Because it’s always best to purchase a little more paint than you need for a project so you can have a small amount left over for touch-ups, proper storage is important. Paint is a long lasting and durable product once applied to a surface but storing it has its limitations. Latex or water-based paints can generally be stored for about two years. However, if it was stored where it could be exposed to freezing temperatures, such as in a garage or shed, most likely it will be unusable. Years ago, a premium latex product could survive a freeze thaw cycle but not so with the lower VOC products of today, so always protect stored paint from freezing.
Air is the enemy of stored paint so it’s best to use a container just large enough for the amount of unused paint. The less empty space helps prevent, drying, bacteria growth, and prolongs the life of the paint. If you only have about a quart left, for example, transfer to either a quart can, glass jar or plastic container with a tight fitting lid. (To ensure a tight seal, place a piece of plastic wrap over the opening before putting on the lid.) Store in a dry location where temperatures are above freezing. Avoid storing metal paint cans directly on cement floors, as the bottom of the can will rust much faster on cement than on other surfaces such as wood or plastic shelving. Replace the lid firmly, and store the paint can upside down to prevent air from entering the container. This will keep the paint usable longer.

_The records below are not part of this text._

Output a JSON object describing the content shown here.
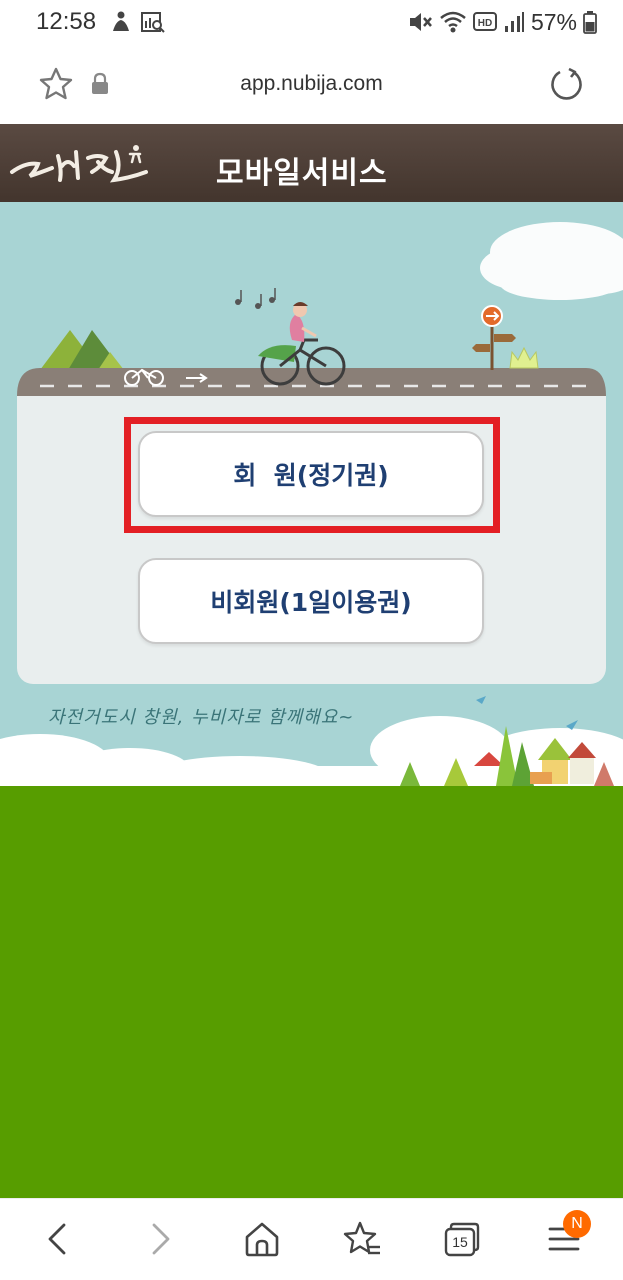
{
  "status_bar": {
    "time": "12:58",
    "battery_percent": "57%",
    "network_type": "HD",
    "icons": [
      "person-icon",
      "search-chart-icon",
      "mute-icon",
      "wifi-icon",
      "hd-icon",
      "signal-icon",
      "battery-icon"
    ]
  },
  "browser": {
    "url": "app.nubija.com",
    "tab_count": "15",
    "menu_badge": "N",
    "icons": [
      "star-icon",
      "lock-icon",
      "reload-icon",
      "back-icon",
      "forward-icon",
      "home-icon",
      "bookmarks-icon",
      "tabs-icon",
      "menu-icon"
    ]
  },
  "site": {
    "logo_text": "누비자",
    "title": "모바일서비스"
  },
  "buttons": {
    "member": "회  원(정기권)",
    "nonmember": "비회원(1일이용권)"
  },
  "slogan": "자전거도시 창원, 누비자로 함께해요~",
  "colors": {
    "header_bg": "#4e3f37",
    "sky": "#a8d4d4",
    "grass": "#579d00",
    "button_text": "#1f3f72",
    "highlight": "#e31f24",
    "badge": "#ff6a00"
  }
}
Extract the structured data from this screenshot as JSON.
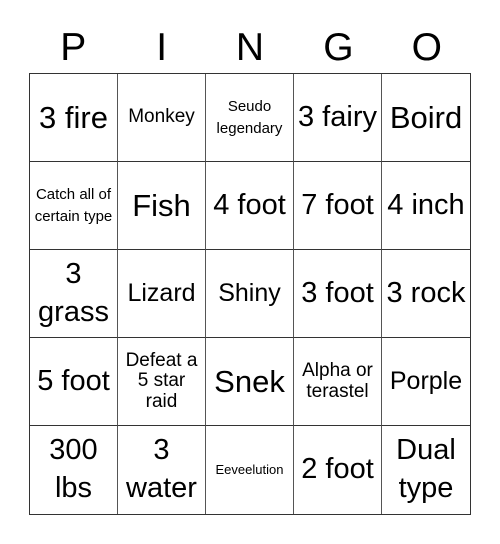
{
  "header": {
    "letters": [
      "P",
      "I",
      "N",
      "G",
      "O"
    ]
  },
  "cells": [
    {
      "text": "3 fire",
      "size": "s-xl"
    },
    {
      "text": "Monkey",
      "size": "s-sm"
    },
    {
      "text": "Seudo legendary",
      "size": "s-xs"
    },
    {
      "text": "3 fairy",
      "size": "s-lg"
    },
    {
      "text": "Boird",
      "size": "s-xl"
    },
    {
      "text": "Catch all of certain type",
      "size": "s-xs"
    },
    {
      "text": "Fish",
      "size": "s-xl"
    },
    {
      "text": "4 foot",
      "size": "s-lg"
    },
    {
      "text": "7 foot",
      "size": "s-lg"
    },
    {
      "text": "4 inch",
      "size": "s-lg"
    },
    {
      "text": "3 grass",
      "size": "s-lg"
    },
    {
      "text": "Lizard",
      "size": "s-md"
    },
    {
      "text": "Shiny",
      "size": "s-md"
    },
    {
      "text": "3 foot",
      "size": "s-lg"
    },
    {
      "text": "3 rock",
      "size": "s-lg"
    },
    {
      "text": "5 foot",
      "size": "s-lg"
    },
    {
      "text": "Defeat a 5 star raid",
      "size": "s-sm"
    },
    {
      "text": "Snek",
      "size": "s-xl"
    },
    {
      "text": "Alpha or terastel",
      "size": "s-sm"
    },
    {
      "text": "Porple",
      "size": "s-md"
    },
    {
      "text": "300 lbs",
      "size": "s-lg"
    },
    {
      "text": "3 water",
      "size": "s-lg"
    },
    {
      "text": "Eeveelution",
      "size": "s-xxs"
    },
    {
      "text": "2 foot",
      "size": "s-lg"
    },
    {
      "text": "Dual type",
      "size": "s-lg"
    }
  ]
}
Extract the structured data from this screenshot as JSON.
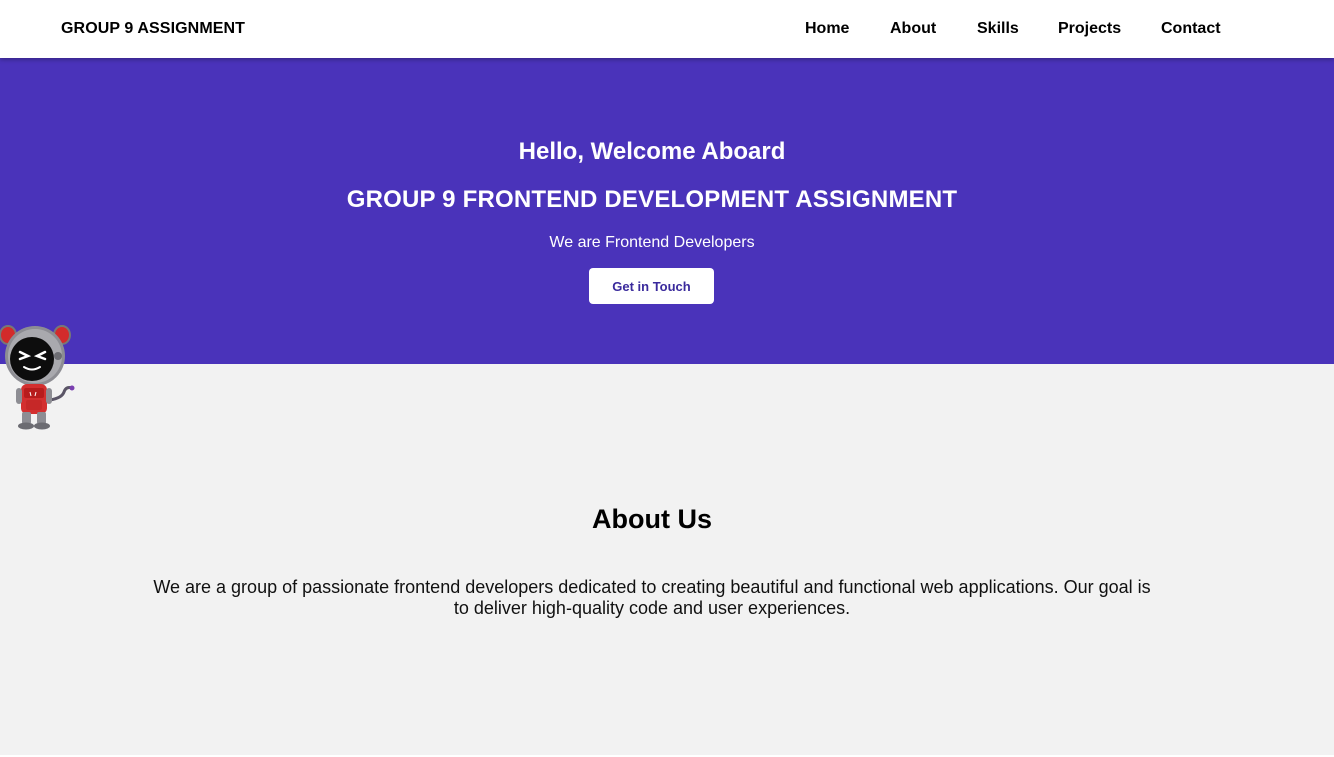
{
  "navbar": {
    "brand": "GROUP 9 ASSIGNMENT",
    "links": [
      {
        "label": "Home"
      },
      {
        "label": "About"
      },
      {
        "label": "Skills"
      },
      {
        "label": "Projects"
      },
      {
        "label": "Contact"
      }
    ]
  },
  "hero": {
    "greeting": "Hello, Welcome Aboard",
    "title": "GROUP 9 FRONTEND DEVELOPMENT ASSIGNMENT",
    "subtitle": "We are Frontend Developers",
    "cta_label": "Get in Touch",
    "background_color": "#4a33ba"
  },
  "mascot": {
    "icon": "robot-cat-mascot-icon"
  },
  "about": {
    "title": "About Us",
    "text": "We are a group of passionate frontend developers dedicated to creating beautiful and functional web applications. Our goal is to deliver high-quality code and user experiences."
  }
}
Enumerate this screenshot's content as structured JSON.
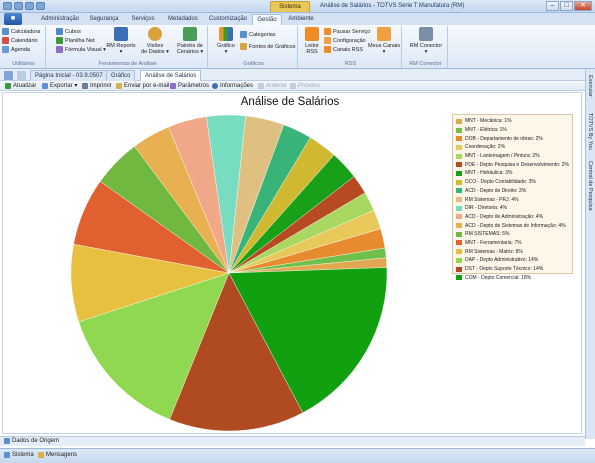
{
  "window": {
    "title": "Análise de Salários - TOTVS Série T Manufatura (RM)",
    "context_tab": "Sistema",
    "buttons": [
      "–",
      "□",
      "✕"
    ]
  },
  "ribbon": {
    "file_label": "■",
    "tabs": [
      "Administração",
      "Segurança",
      "Serviços",
      "Metadados",
      "Customização",
      "Gestão",
      "Ambiente"
    ],
    "selected_tab": "Gestão",
    "groups": {
      "utilitarios": {
        "caption": "Utilitários",
        "items": [
          "Calculadora",
          "Calendário",
          "Agenda"
        ]
      },
      "ferramentas": {
        "caption": "Ferramentas de Análise",
        "items": [
          "Cubos",
          "Planilha Net",
          "Fórmula Visual ▾"
        ],
        "big": [
          {
            "label": "RM Reports",
            "sub": "▾"
          },
          {
            "label": "Visões",
            "sub": "de Dados ▾"
          },
          {
            "label": "Painéis de",
            "sub": "Cenários ▾"
          }
        ]
      },
      "graficos": {
        "caption": "Gráficos",
        "big": [
          {
            "label": "Gráfico",
            "sub": "▾"
          }
        ],
        "items": [
          "Categorias",
          "Fontes de Gráficos"
        ]
      },
      "rss": {
        "caption": "RSS",
        "big": [
          {
            "label": "Leitor",
            "sub": "RSS"
          },
          {
            "label": "Meus Canais",
            "sub": "▾"
          }
        ],
        "items": [
          "Pausar Serviço",
          "Configuração",
          "Canais RSS"
        ]
      },
      "conector": {
        "caption": "RM Conector",
        "big": [
          {
            "label": "RM Conector",
            "sub": "▾"
          }
        ]
      }
    }
  },
  "doc_tabs": [
    "Página Inicial - 03.9.0507",
    "Gráfico",
    "Análise de Salários"
  ],
  "selected_doc_tab": "Análise de Salários",
  "toolbar": {
    "atualizar": "Atualizar",
    "exportar": "Exportar ▾",
    "imprimir": "Imprimir",
    "email": "Enviar por e-mail",
    "parametros": "Parâmetros",
    "informacoes": "Informações",
    "anterior": "Anterior",
    "proximo": "Próximo"
  },
  "sidebar": [
    "Executar",
    "TOTVS By You",
    "Central de Pesquisa"
  ],
  "bottom_panel": "Dados de Origem",
  "status": {
    "sistema": "Sistema",
    "mensagens": "Mensagens"
  },
  "chart_data": {
    "type": "pie",
    "title": "Análise de Salários",
    "legend_position": "right",
    "series": [
      {
        "name": "MNT - Mecânica: 1%",
        "value": 1,
        "color": "#e0a850"
      },
      {
        "name": "MNT - Elétrica: 1%",
        "value": 1,
        "color": "#6ec04a"
      },
      {
        "name": "DOB - Departamento de obras: 2%",
        "value": 2,
        "color": "#e88a2e"
      },
      {
        "name": "Coordenação: 2%",
        "value": 2,
        "color": "#e8c858"
      },
      {
        "name": "MNT - Lanternagem / Pintura: 2%",
        "value": 2,
        "color": "#a8d860"
      },
      {
        "name": "PDE - Depto Pesquisa e Desenvolvimento: 2%",
        "value": 2,
        "color": "#b84a22"
      },
      {
        "name": "MNT - Hidráulica: 3%",
        "value": 3,
        "color": "#18a018"
      },
      {
        "name": "DCO - Depto Contabilidade: 3%",
        "value": 3,
        "color": "#d0b830"
      },
      {
        "name": "ACD - Depto de Direito: 3%",
        "value": 3,
        "color": "#38b478"
      },
      {
        "name": "RM Sistemas - PRJ: 4%",
        "value": 4,
        "color": "#e0c080"
      },
      {
        "name": "DIR - Diretoria: 4%",
        "value": 4,
        "color": "#78dcc0"
      },
      {
        "name": "ACD - Depto de Administração: 4%",
        "value": 4,
        "color": "#f0a888"
      },
      {
        "name": "ACD - Depto de Sistemas de Informação: 4%",
        "value": 4,
        "color": "#e8b050"
      },
      {
        "name": "RM SISTEMAS: 5%",
        "value": 5,
        "color": "#70b840"
      },
      {
        "name": "MNT - Ferramentaria: 7%",
        "value": 7,
        "color": "#e06030"
      },
      {
        "name": "RM Sistemas - Matriz: 8%",
        "value": 8,
        "color": "#e8c040"
      },
      {
        "name": "DAP - Depto Administrativo: 14%",
        "value": 14,
        "color": "#90d850"
      },
      {
        "name": "DST - Depto Suporte Técnico: 14%",
        "value": 14,
        "color": "#b04a20"
      },
      {
        "name": "COM - Depto Comercial: 18%",
        "value": 18,
        "color": "#10a010"
      }
    ]
  }
}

Be sure to write down the product and color information from the original container, for example; Aura Interior Matte Finish 522, Color AF-290 Caliente. It’s also a good idea to write the date so you know how long it has been stored.
Before you start painting with a product that has been stored for some time, check the condition of the paint. Start by opening the can and stirring well to check its consistency. If it’s smooth and creamy in the can (like fresh paint), it’s fine to use. To be on the safe side, brush out a small amount on a test surface like a scrap piece of wood or sheet rock, and allow it to dry to ensure that the paint will look and perform as expected. If your paint looks like cottage cheese or is gritty in the can, it most likely had frozen at some point and is no longer usable. If you are not sure if its OK to use, take the can back to the retailer where it was purchased for the store associate to examine.
Before using paint that’s been stored for a period of time, bear in mind that colors on exterior paint jobs or in rooms that get a lot of natural light may have faded. Check a test sample of the stored paint against the original color to make sure that there’s not significant difference.
PRO TIP: With latex paint, make sure that the paint smells clean and hasn’t spoiled. If you smell something foul, that’s bad news: the odor doesn’t go away even after the paint has been applied and dried. Don’t use the paint and dispose of it according to label directions.